That afternoon we sent Frankie and Graham off on their own, remembering that we do not like too much structured activity. We went back to the encampment late in the day after a brief rest at Hillsdale House.

This illustration of the fort as it used to look  shows that it initially had a court and buildings were grouped somewhat like those at Port Royal. The Officers Quarters were then under construction. All other buildings are now gone.

Later that day the incarcerated American reappeared dressed in a shirt and apparently "rehabilitated."

Let bygones be bygones?

.I like that foreground exchange.

.Note the colonial photographer.

All great characters and character actors.

The 84th was tasked with defending British maritime provinces from American Revolutionary attacks by land and sea. Throughout the war, American privateers devastated the maritime economy by raiding many of the coastal communities. There were constant attacks by American privateers, including this fellow.

The 84th Regiment was also stationed at four locations around the Bay of Fundy: Fort Edward (Windsor), Fort Anne (Annapolis), Fort Cumberland (Amherst), and Fort Howe (Saint John). There were also forts that the 84th were stationed at on Cape Sable, Fort Cornwallis (Kentville, Nova Scotia), Sydney Mines Battery (Spanish River, Sydney),[20] Fort Frederick (Placentia, Nfld.). The Regiment was also at Fort Hughes (Oromocto, New Brunswick). They were also stationed at forts in the 13 Colonies: Brooklyn Heights (New York) and Ft. Augusta (Georgia).

In the fall of 1775 American privateers made an unopposed landing in Prince Edward Island and completely destroyed the fisheries at Canso, Nova Scotia. The 84th garrisoned newly built Fort Howe at Saint John that year, but the Americans immediately burned and pillaged it. It was raided twice more while the British were attempting to rebuild it.

The 84th was however successful at boarding and capturing a privateer vessel off Lunenburg in that same year. They also managed to detain a dozen of these varlets near Fort Windsor in an operation where one of them was killed.

In another raid on Annapolis Royal in 1781, prisoners were captured by the crew of an American privateer and later released on parole on promise of exchange for an American prisoner at Halifax. So, this playlet was not an entire fiction!

In November of 1777, the 84th Regiment was involved in the raid of a fort at Castine, Maine, a privateering port at the mouth of the Penobscot River. The capture of this vital port interrupted its use as a staging area by privateers to attack Nova Scotia.

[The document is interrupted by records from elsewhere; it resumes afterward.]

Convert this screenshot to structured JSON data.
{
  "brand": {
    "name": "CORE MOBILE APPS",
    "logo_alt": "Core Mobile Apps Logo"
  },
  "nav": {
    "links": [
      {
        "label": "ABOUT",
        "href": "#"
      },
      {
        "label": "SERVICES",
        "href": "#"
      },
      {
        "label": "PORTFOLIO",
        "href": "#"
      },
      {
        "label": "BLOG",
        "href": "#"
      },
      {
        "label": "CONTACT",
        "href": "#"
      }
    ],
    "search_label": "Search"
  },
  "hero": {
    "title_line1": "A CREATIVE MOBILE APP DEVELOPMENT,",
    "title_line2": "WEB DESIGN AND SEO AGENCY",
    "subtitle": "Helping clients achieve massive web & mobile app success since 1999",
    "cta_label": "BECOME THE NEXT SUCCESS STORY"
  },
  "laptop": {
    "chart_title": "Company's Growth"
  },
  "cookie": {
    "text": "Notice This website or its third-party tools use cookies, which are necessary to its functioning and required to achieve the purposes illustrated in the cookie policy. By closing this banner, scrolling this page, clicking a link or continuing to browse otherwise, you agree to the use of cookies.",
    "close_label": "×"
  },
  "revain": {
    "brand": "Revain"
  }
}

The 84th was the only Highland regiment to keep and use its traditional highland uniform; plaids and swords, for the duration of the war. General Gage specified that the new military unit would be "loathed Armed and accoutered in like manner with His Majesty's Royal Highland Regiment", indicating that they would wear the Highland Scots military uniform, unlike the more conventional uniforms worn by other Provincial units.

Under the command of Captain MacDonald in October of 1778, these men spied a large American privateer ship raiding the port. They destroyed the privateer vessel, which mounted ten carriage guns. General Massey, commended him, writing that he "highly approved" of his conduct.

In December 1778, Captain Campbell took seven men with him to retrieve an American privateer that was abandoned on Partridge Island. They reclaimed the craft and towed it safely to Annapolis Royal. In another raid on Annapolis Royal in 1781, prisoners were captured by the crew of an American privateer and later released on parole on promise of exchange for an American prisoner at Halifax.

Back at the Inn we found them interested in taking in the annual "graveyard walk." We declined...

and spent a quite evening at home on the third floor.

historic gardens

We misfired in taking our guests to the local pub and the Chinese restaurant was no better. The motorcycle parade was fun. On the third day which was overcast and humid I think everyone was a bit anxious to end all that frantic activity, but we though the Historic Gardens, a short walk away, might be OK, we had enjoyed a foray there in May.

That was another mistake. In May there are neither black flies nor mosquitoes.

Everything in the Gardens was more lush than it had been in May, but...

A feature of this place is this reproduction of an Acadian homestead.

Frankie and Graham had reason to be somewhat disappointed.

Being unwilling blood donors to start with.

One has to ask, how did they survive insect attacks.

Insects are at their height when the climate turns tropical.

Hey, hey! Monet?

This building is new since 2013.

There was supposedly an associated restaurant, which we might of patronized. Not open!

That other building turned out to be another interpretive centre. Another bad idea to join those strange "sculptures" which have blossomed in late years.

I am largely immune to bugs having been bitten innumerable times in the past but I still have the annoyance of having them hover and reject me.

This is the English Victorian garden.

In normal circumstances...

Sad to say this place still beats Kingsbrae in Saint Andrews hands down.

Decidedly prime time!

However more enjoyable in retrospect.

Fare thee well.

We stopped on the way home at our usual greasy spoon, which I think closed (perhaps for good) last year. It was near Kedgi Park.